◆ Work to be completed ◆
Search term "Şarkıyı": please copy every line of the records below that contains it.

◆ Input data ◆
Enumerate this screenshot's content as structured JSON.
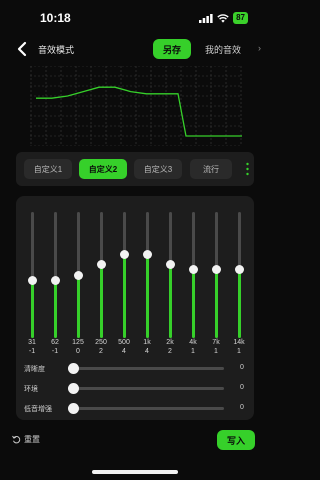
{
  "status_bar": {
    "time": "10:18",
    "battery": "87",
    "icons": [
      "signal-icon",
      "wifi-icon",
      "battery-icon"
    ]
  },
  "header": {
    "title": "音效模式",
    "save_as": "另存",
    "my_sound": "我的音效"
  },
  "presets": [
    {
      "label": "自定义1",
      "active": false
    },
    {
      "label": "自定义2",
      "active": true
    },
    {
      "label": "自定义3",
      "active": false
    },
    {
      "label": "流行",
      "active": false
    }
  ],
  "eq": {
    "range": [
      -12,
      12
    ],
    "bands": [
      {
        "freq": "31",
        "gain": "-1"
      },
      {
        "freq": "62",
        "gain": "-1"
      },
      {
        "freq": "125",
        "gain": "0"
      },
      {
        "freq": "250",
        "gain": "2"
      },
      {
        "freq": "500",
        "gain": "4"
      },
      {
        "freq": "1k",
        "gain": "4"
      },
      {
        "freq": "2k",
        "gain": "2"
      },
      {
        "freq": "4k",
        "gain": "1"
      },
      {
        "freq": "7k",
        "gain": "1"
      },
      {
        "freq": "14k",
        "gain": "1"
      }
    ]
  },
  "sliders": [
    {
      "label": "清晰度",
      "value": "0",
      "level": 0
    },
    {
      "label": "环境",
      "value": "0",
      "level": 0
    },
    {
      "label": "低音增强",
      "value": "0",
      "level": 0
    }
  ],
  "footer": {
    "reset": "重置",
    "write": "写入"
  },
  "colors": {
    "accent": "#36d02a",
    "background": "#0b0b0b",
    "panel": "#1d1d1d"
  }
}
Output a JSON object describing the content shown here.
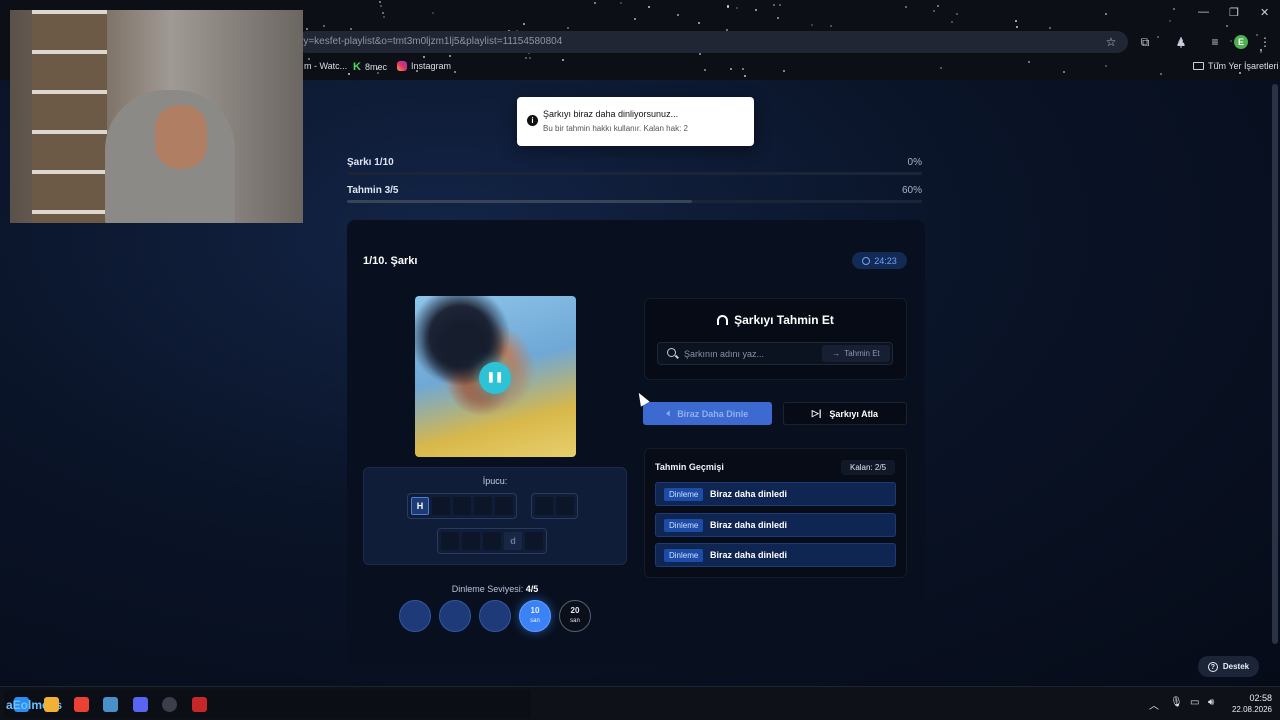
{
  "browser": {
    "url": "ry=kesfet-playlist&o=tmt3m0ljzm1lj5&playlist=11154580804",
    "bookmarks": [
      {
        "label": "m - Watc..."
      },
      {
        "label": "8mec"
      },
      {
        "label": "Instagram"
      }
    ],
    "all_bookmarks_label": "Tüm Yer İşaretleri",
    "profile_initial": "E"
  },
  "toast": {
    "title": "Şarkıyı biraz daha dinliyorsunuz...",
    "subtitle": "Bu bir tahmin hakkı kullanır. Kalan hak: 2",
    "icon": "info-icon"
  },
  "progress": {
    "song": {
      "label": "Şarkı 1/10",
      "percent_label": "0%",
      "fraction": 0.0
    },
    "guess": {
      "label": "Tahmin 3/5",
      "percent_label": "60%",
      "fraction": 0.6
    }
  },
  "game": {
    "song_heading": "1/10. Şarkı",
    "timer": "24:23",
    "play_state_icon": "pause-icon",
    "hint": {
      "label": "İpucu:",
      "groups": [
        [
          "H",
          "",
          "",
          "",
          ""
        ],
        [
          "",
          ""
        ],
        [
          "",
          "",
          "",
          "d",
          ""
        ]
      ]
    },
    "level": {
      "label": "Dinleme Seviyesi:",
      "value": "4/5",
      "options": [
        {
          "value": "",
          "unit": "",
          "state": "past"
        },
        {
          "value": "",
          "unit": "",
          "state": "past"
        },
        {
          "value": "",
          "unit": "",
          "state": "past"
        },
        {
          "value": "10",
          "unit": "san",
          "state": "current"
        },
        {
          "value": "20",
          "unit": "san",
          "state": "next"
        }
      ]
    }
  },
  "guess_panel": {
    "title": "Şarkıyı Tahmin Et",
    "placeholder": "Şarkının adını yaz...",
    "submit_label": "Tahmin Et"
  },
  "actions": {
    "listen_more": "Biraz Daha Dinle",
    "skip": "Şarkıyı Atla"
  },
  "history": {
    "title": "Tahmin Geçmişi",
    "remaining": "Kalan: 2/5",
    "rows": [
      {
        "tag": "Dinleme",
        "text": "Biraz daha dinledi"
      },
      {
        "tag": "Dinleme",
        "text": "Biraz daha dinledi"
      },
      {
        "tag": "Dinleme",
        "text": "Biraz daha dinledi"
      }
    ]
  },
  "support_label": "Destek",
  "taskbar": {
    "app_label": "aEolmess",
    "time": "02:58",
    "date": "22.08.2026"
  },
  "colors": {
    "accent": "#3b82f6",
    "page_bg": "#0a1428",
    "history_row": "#0f2552"
  }
}
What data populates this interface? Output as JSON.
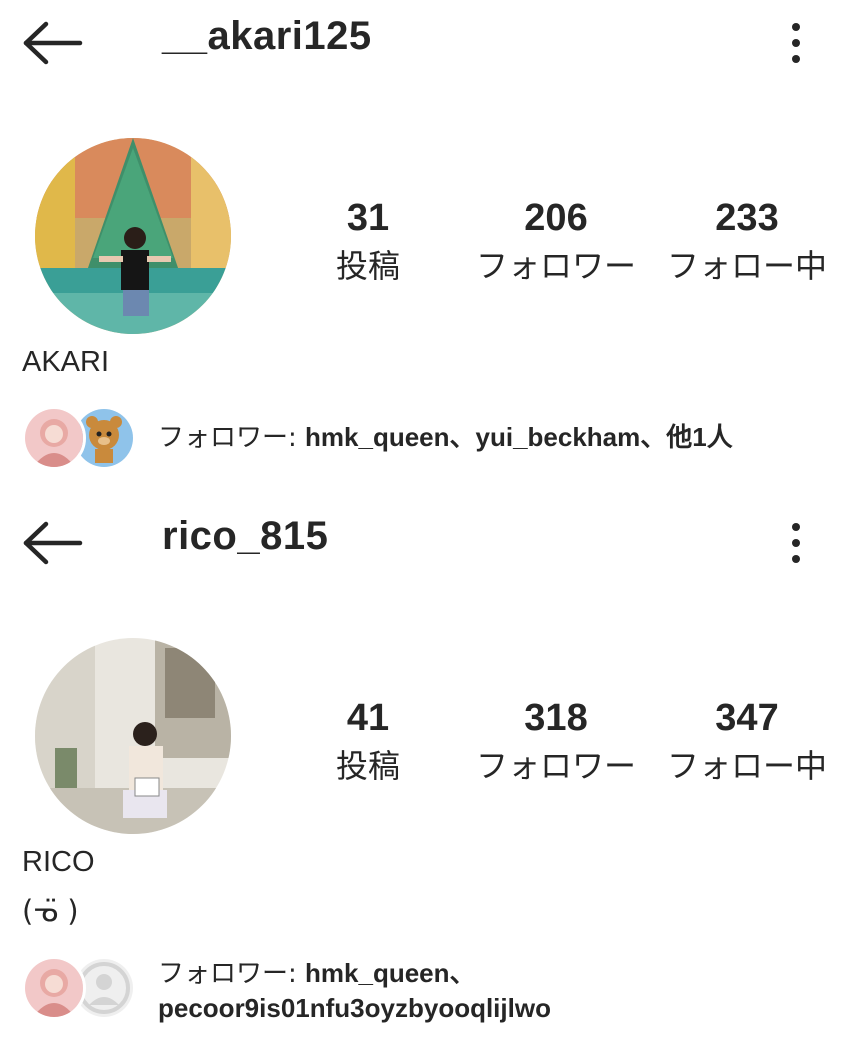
{
  "profiles": [
    {
      "username": "__akari125",
      "stats": {
        "posts": {
          "value": "31",
          "label": "投稿"
        },
        "followers": {
          "value": "206",
          "label": "フォロワー"
        },
        "following": {
          "value": "233",
          "label": "フォロー中"
        }
      },
      "name": "AKARI",
      "mutual": {
        "prefix": "フォロワー: ",
        "names": "hmk_queen、yui_beckham、他1人"
      }
    },
    {
      "username": "rico_815",
      "stats": {
        "posts": {
          "value": "41",
          "label": "投稿"
        },
        "followers": {
          "value": "318",
          "label": "フォロワー"
        },
        "following": {
          "value": "347",
          "label": "フォロー中"
        }
      },
      "name": "RICO",
      "bio": "(ᓀ̈ )",
      "mutual": {
        "prefix": "フォロワー: ",
        "names_line1": "hmk_queen、",
        "names_line2": "pecoor9is01nfu3oyzbyooqlijlwo"
      }
    }
  ],
  "icons": {
    "back": "back-arrow-icon",
    "more": "more-vertical-icon"
  }
}
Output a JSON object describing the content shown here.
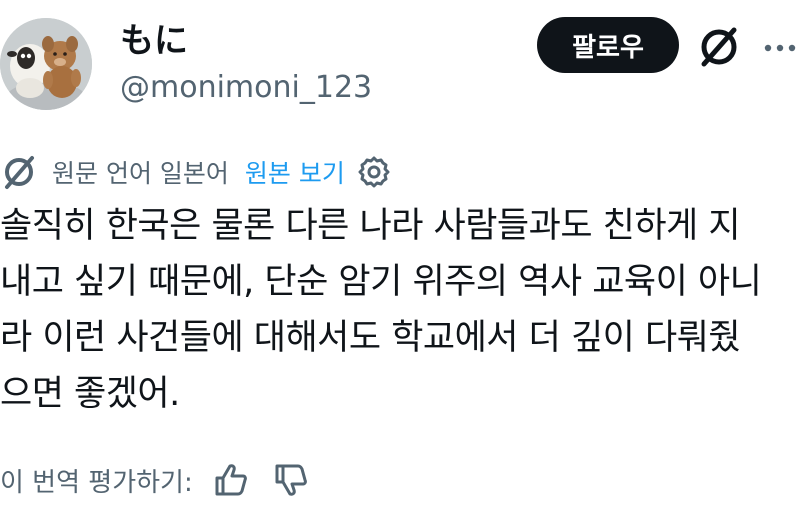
{
  "profile": {
    "display_name": "もに",
    "handle": "@monimoni_123",
    "avatar_icon": "plush-toys-avatar"
  },
  "actions": {
    "follow_label": "팔로우",
    "grok_icon": "grok-icon",
    "more_icon": "more-dots-icon"
  },
  "translation": {
    "icon": "translate-icon",
    "source_label": "원문 언어 일본어",
    "view_original_label": "원본 보기",
    "settings_icon": "gear-icon"
  },
  "tweet": {
    "lines": [
      "솔직히 한국은 물론 다른 나라 사람들과도 친하게 지",
      "내고 싶기 때문에, 단순 암기 위주의 역사 교육이 아니",
      "라 이런 사건들에 대해서도 학교에서 더 깊이 다뤄줬",
      "으면 좋겠어."
    ]
  },
  "rating": {
    "label": "이 번역 평가하기:",
    "thumbs_up_icon": "thumbs-up-icon",
    "thumbs_down_icon": "thumbs-down-icon"
  },
  "colors": {
    "text": "#0f1419",
    "muted": "#536471",
    "link": "#1d9bf0",
    "button_bg": "#0f1419",
    "button_text": "#ffffff"
  }
}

◆ Response to this exercise ◆
    "title": "Şarkıyı biraz daha dinliyorsunuz...",
    "title": "Şarkıyı Tahmin Et",
    "skip": "Şarkıyı Atla"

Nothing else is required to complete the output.